The first of three Selma marches took place on March 7, 1965. As the marchers were walking out of Selma, only six blocks from where they started, they were stopped on the Edmund Pettus Bridge. There, state troopers and other residents attacked the unarmed marchers with clubs and tear gas to keep them from getting to the capital. The attack on the peaceful marchers on the bridge on March 7 was captured by journalists and quickly spread around the world, becoming known as “Bloody Sunday.”
Two days later, Martin Luther King Jr. led a symbolic second march, to show solidarity and stand with those who were beaten and bruised on Bloody Sunday. The marchers were again met by Alabama state police officers, and this time the marchers retreated, avoiding another bloody confrontation.
But the marchers would not quit.
The Johnson administration knew that they had to do something. President Lyndon B. Johnson was following the Selma situation very closely, and had tasked his personal aide Jack Valenti with providing updates.

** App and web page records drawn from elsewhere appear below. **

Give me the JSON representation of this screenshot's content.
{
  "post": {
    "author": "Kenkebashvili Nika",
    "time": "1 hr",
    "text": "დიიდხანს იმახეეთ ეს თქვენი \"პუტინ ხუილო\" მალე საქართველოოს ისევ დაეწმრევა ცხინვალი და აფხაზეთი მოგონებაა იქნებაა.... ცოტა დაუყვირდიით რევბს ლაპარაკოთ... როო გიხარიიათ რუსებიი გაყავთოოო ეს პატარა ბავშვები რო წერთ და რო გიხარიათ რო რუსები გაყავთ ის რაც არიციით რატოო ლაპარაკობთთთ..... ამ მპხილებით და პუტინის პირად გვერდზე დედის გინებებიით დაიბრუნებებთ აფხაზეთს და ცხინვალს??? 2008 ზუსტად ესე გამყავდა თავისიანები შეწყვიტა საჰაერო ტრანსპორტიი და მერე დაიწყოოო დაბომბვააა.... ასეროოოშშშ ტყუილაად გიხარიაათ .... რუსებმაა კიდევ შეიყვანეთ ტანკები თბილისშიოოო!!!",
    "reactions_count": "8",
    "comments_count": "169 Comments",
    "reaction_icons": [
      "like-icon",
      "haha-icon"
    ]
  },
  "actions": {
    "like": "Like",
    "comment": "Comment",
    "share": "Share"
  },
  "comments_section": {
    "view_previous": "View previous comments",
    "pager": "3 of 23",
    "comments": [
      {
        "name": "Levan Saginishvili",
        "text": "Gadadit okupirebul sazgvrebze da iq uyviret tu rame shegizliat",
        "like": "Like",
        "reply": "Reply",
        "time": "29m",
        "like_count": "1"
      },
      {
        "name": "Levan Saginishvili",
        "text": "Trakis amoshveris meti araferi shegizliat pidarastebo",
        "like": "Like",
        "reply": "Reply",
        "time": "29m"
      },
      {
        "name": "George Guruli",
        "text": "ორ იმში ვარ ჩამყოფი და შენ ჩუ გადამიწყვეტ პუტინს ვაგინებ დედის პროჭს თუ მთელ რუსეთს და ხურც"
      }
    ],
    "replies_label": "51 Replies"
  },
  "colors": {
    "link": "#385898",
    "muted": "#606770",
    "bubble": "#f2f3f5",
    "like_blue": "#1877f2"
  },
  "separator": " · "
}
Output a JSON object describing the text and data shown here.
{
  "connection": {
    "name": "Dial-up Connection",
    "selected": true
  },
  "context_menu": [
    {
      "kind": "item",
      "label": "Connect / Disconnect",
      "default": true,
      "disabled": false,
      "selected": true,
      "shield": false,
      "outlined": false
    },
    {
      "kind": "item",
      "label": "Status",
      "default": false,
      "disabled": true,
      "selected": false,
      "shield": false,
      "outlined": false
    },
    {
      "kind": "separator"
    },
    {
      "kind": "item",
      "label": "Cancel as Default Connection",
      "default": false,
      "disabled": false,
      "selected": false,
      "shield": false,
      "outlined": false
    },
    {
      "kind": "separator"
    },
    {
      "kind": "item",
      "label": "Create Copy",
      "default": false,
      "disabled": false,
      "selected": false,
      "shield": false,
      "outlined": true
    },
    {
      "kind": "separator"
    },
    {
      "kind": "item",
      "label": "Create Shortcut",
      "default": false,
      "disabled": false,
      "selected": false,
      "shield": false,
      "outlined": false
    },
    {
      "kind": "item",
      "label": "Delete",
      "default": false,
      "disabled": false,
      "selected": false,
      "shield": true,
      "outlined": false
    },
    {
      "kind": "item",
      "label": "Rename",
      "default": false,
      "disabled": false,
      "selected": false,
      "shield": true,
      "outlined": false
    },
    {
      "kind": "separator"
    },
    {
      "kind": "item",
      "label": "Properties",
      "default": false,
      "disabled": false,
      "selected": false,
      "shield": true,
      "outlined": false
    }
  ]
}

After the events of Bloody Sunday, and in anticipation of the third march, President Johnson decided to mobilize the National Guard in Alabama to help.
On March 21, 1965, civil rights leaders organized the third and final Selma march. This time, with the help of the National Guard federalized by President Johnson, the marchers made it past the Edmund Pettus Bridge: That day, about 3,000 marchers began the 54-mile journey to Montgomery, walking 12 miles a day and sleeping along the side of the road. They finally made it to the Alabama State Capitol on Thursday, March 25, where they delivered a petition of grievances to Alabama Gov. George Wallace.
So why did President Obama visit Selma today?
The events of Bloody Sunday and the other marches galvanized the country and led to the quick passage of the Voting Rights Act of 1965. Today, President Obama and his family traveled to Selma to honor the 50th anniversary of the 1965 historic civil rights marches, and to pay tribute to the Americans who changed the course of history there.
— President Obama
See President Obama's full remarks in Selma, Alabama here.
Jenna Brayton is an Associate Director of Content in the White House Office of Digital Strategy.